AG: I saw it for the very first time in Raleigh and I've got to admit it was disturbing. Basically what I'm watching is an innocent man being executed. Being sent to Death Row, I saw a number of people executed. Some I had befriended. To again see somebody executed just kind of reopened up a wound.
The Independent: You obviously have an insight into this world that I and my readers don't have--
I would hate for you to ever have to see the things I've seen. I know we've had some really, really bad things happen. I know we have a system that's willing to kill innocent people in order to keep the secret that they were innocent.
If there's a moment in that play you could say, "There, they really got it right..."
The whole play, really. One of the worst parts of the play for me was where they find out that the guy is actually innocent. We saw the cop was sitting there. He's heard that he was innocent. He hears every bit of it. He hangs his head--and he's sad to hear it.
But he doesn't run to the sheriff. He doesn't run to the courthouse. And that's exactly the way things worked for me.
Everybody heard it. Everybody knew it. But nobody did anything about it.
That's got to be one of the most accurate parts of the play for me.
If I ask you what the show got right, I have to ask you what doesn't show up on stage-- maybe what can't show up there.
The pain of the person that's innocent sent to Death Row. The pain his loved ones and parents have to go through. When an innocent person is sent to Death Row, you're creating two victims. The person that was killed and the person sent to death row to die.
I don't think there's any way to convey that pain I went through on Death Row.
Reviews & Openings
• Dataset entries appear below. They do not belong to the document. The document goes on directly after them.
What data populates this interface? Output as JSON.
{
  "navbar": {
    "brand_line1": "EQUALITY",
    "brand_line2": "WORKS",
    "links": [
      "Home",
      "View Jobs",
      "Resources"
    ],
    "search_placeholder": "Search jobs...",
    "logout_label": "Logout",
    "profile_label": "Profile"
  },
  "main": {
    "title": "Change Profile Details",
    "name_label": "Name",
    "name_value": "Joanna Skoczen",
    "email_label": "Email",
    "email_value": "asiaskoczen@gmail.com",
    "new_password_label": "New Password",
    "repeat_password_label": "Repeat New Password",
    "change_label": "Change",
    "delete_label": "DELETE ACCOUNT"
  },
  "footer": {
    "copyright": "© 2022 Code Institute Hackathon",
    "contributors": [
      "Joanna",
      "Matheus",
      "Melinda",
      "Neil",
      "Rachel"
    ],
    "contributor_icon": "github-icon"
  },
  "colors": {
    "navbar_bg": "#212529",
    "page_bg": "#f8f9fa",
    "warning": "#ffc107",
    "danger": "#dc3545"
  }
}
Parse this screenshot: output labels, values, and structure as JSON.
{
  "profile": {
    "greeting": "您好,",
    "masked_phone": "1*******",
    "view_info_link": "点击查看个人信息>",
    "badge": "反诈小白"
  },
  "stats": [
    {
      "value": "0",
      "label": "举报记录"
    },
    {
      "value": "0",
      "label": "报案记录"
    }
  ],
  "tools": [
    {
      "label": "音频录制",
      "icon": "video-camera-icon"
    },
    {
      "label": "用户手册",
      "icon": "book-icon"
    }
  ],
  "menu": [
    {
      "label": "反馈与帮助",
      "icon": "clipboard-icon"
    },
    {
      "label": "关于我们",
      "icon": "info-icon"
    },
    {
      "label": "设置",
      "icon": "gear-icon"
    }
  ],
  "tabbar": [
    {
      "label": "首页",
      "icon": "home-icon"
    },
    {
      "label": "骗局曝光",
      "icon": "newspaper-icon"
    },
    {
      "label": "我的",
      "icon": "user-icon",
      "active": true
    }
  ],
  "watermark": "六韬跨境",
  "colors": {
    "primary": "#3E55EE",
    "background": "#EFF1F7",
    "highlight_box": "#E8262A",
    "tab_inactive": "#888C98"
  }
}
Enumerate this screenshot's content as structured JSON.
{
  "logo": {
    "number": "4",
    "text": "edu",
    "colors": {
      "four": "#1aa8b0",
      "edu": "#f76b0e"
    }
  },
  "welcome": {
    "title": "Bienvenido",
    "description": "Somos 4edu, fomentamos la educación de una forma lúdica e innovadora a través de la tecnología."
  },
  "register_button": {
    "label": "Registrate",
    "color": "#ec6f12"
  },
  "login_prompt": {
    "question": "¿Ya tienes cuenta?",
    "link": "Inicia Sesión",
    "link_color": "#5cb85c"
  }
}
The Man Who Tried To Save The World, Burning Coal Theater, Kennedy Theater, BTI Center, Thursday-Sunday, through June 13, $15-$12, 834-4001; Paper Hand Puppet Intervention, two shows Saturday, May 27: Duke Gardens Amphitheater at 11 a.m., and Chatham Mills, Pittsboro, at 8 p.m.
*** Jacques Brel is Alive and Well and Living in Paris, Raleigh Little Theatre--Since this was my first exposure to the songs of Jacques Brel--and I really didn't care for most of them--I'm probably not the best person to ask about this 1967 musical. Like Smokey Joe's Cafe (coming to RLT next month), Jacques Brel is a plotless two-act collection of songs illustrated by a singing quartet.
I can say that Heather Powell, Don Smith and Olive McKrell were in fine voice, with somewhat weaker vocal work and acting from Alan Seales. And Julie Florin's orchestra was exuberant during Brel's raucous celebrations and satires--but tentative at times interpreting his darker themes.
I did appreciate the artistic schisms in "The Desperate Ones," "Timid Frieda" and "Old Folks." But where such world-weary songs hit a contemporary emotional--and political--nerve, similar ones struck me as merely maudlin.
Between these, Jacques Brel ascended the absurdist's merry-go-round in delightful send-ups like "Madeleine" and "The Middle Class." Still, at the end I wondered of these songs' impact in the original French.
Though some critics will say shows like this should make the case for a songwriter, musical tastes remain an individual affair. A previously cultivated love for Jacques Brel's songs probably is required to get the most out of this work, but as things stand, I saw enough glimmers in Jacques Brel to make me wish I'd had one. (Thursday-Sunday, through May 30. $15-$11. 821-3111.)